This year’s TRUSU annual general meeting saw three special resolutions pass as students came together and had their voice heard in decisions that will affect how the union operates next year.
Three special resolutions were on the table this year. Special resolutions can only be voted on at annual or special general meetings. The first proposed that the Aboriginal representative position be renamed to the Indigenous representative and that the LGBTQ representative be renamed to the LGBTQ+ representative. The proposal also called for these titles to be replaced in TRUSU’s policy manual and bylaws.
The second special resolution called on students to approve the renaming of the student caucus steering committee to the “university affairs committee.”
In the third, the union was looking to change its honoraria policy. The current policy, which was last amended in 2015, says executive members, advocacy representatives and directors-at-large should be paid $11 per hour. The proposed replacement policy specified that members will be paid the province’s minimum wage, no matter what it is. It also specified that executive members can now only work a maximum of 40 hours per bi-weekly period, down from 50 hours in the current policy.
All three special resolutions were approved by the membership.
The union also showed off its accomplishments in its 2017 annual report, noting campaign activity like its Fund the Future campaign to increase provincial funding for the university, its provincial and municipal budget consultation ventures, its activity around the 2017 provincial and municipal elections and ongoing campus outreach work.
In terms of services, the union noted that it had 4,742 members enrolled in its health and dental plan, up from 4,258 in 2016 due to the fact that international students can now use the plan as well. The annual report also notes that the UPASS transit pass had an activation rate of 84.5 per cent.

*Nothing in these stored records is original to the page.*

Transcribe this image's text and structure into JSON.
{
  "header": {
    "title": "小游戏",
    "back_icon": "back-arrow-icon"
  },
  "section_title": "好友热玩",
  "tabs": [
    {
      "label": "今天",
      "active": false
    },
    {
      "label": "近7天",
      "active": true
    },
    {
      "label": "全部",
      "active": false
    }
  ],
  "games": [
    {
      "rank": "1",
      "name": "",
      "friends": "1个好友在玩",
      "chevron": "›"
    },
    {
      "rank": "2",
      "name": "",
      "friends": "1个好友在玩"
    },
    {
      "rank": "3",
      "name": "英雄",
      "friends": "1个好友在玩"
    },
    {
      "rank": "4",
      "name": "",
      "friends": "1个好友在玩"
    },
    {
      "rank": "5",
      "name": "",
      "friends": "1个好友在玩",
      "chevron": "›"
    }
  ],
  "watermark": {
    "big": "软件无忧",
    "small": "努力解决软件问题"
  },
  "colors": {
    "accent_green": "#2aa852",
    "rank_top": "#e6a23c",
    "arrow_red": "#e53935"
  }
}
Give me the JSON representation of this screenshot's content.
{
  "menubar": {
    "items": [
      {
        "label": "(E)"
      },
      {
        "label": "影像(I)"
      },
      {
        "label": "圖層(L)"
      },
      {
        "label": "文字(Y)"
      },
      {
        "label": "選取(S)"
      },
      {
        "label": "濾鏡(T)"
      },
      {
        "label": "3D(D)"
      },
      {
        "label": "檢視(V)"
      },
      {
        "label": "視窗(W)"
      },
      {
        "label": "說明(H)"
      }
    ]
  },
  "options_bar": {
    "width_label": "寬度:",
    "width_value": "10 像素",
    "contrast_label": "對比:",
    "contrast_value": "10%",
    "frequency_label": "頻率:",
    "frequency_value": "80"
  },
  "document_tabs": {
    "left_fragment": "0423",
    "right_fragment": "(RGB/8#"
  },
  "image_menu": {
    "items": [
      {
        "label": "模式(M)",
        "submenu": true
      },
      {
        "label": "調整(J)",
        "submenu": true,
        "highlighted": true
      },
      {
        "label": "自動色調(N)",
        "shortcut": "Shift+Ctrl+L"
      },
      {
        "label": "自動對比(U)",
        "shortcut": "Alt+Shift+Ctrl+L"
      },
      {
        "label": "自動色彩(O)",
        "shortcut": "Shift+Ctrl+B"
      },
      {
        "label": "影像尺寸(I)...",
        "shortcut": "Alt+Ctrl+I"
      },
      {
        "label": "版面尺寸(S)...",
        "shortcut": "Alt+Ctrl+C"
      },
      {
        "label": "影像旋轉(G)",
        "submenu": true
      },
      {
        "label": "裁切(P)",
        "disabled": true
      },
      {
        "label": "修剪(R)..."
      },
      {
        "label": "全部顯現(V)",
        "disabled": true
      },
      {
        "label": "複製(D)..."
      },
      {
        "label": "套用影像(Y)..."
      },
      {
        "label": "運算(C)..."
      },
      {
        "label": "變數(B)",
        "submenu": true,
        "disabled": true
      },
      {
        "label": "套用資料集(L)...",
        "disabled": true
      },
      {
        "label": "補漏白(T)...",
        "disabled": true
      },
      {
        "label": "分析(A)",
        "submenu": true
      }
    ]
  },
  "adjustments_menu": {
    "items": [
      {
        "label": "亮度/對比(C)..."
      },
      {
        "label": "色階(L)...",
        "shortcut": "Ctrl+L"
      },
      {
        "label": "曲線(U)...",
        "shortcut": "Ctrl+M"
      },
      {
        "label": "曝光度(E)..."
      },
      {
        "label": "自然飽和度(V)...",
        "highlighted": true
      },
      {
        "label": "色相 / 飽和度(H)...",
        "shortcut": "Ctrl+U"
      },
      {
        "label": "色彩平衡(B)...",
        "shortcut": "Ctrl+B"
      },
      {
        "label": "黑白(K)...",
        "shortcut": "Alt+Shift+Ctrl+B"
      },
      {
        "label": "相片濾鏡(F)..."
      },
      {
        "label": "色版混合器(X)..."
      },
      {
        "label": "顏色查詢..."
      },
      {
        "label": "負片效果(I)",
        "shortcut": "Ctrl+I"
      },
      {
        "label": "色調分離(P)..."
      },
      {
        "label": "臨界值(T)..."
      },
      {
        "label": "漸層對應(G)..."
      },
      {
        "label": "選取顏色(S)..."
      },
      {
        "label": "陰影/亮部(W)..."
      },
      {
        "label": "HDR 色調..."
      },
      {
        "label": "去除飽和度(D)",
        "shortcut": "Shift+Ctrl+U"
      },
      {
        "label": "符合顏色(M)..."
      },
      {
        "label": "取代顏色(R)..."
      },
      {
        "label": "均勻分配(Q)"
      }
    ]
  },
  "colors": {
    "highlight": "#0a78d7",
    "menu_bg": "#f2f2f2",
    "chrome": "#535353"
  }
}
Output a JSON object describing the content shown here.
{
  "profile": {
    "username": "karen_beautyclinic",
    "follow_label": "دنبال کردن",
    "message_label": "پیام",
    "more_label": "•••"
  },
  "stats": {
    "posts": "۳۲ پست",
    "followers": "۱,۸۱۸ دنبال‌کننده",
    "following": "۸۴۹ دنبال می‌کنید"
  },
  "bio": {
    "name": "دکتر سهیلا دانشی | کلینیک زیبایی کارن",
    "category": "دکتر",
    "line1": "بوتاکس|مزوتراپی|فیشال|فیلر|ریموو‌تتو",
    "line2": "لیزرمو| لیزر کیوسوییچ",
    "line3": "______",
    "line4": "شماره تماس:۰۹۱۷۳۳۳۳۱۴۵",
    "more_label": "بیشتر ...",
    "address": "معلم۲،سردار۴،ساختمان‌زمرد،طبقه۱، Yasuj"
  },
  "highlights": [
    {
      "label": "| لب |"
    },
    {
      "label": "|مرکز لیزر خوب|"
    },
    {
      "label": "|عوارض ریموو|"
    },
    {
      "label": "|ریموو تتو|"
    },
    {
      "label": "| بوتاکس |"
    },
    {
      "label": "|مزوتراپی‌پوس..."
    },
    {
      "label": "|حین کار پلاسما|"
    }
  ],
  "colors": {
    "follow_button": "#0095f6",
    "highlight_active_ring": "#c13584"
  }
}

In terms of grants, the union funded 404 conference attendance grants ($156,048), 32 general event grants ($24,662), 11 educational events ($45,310) and nine guest lecture grants ($11,777).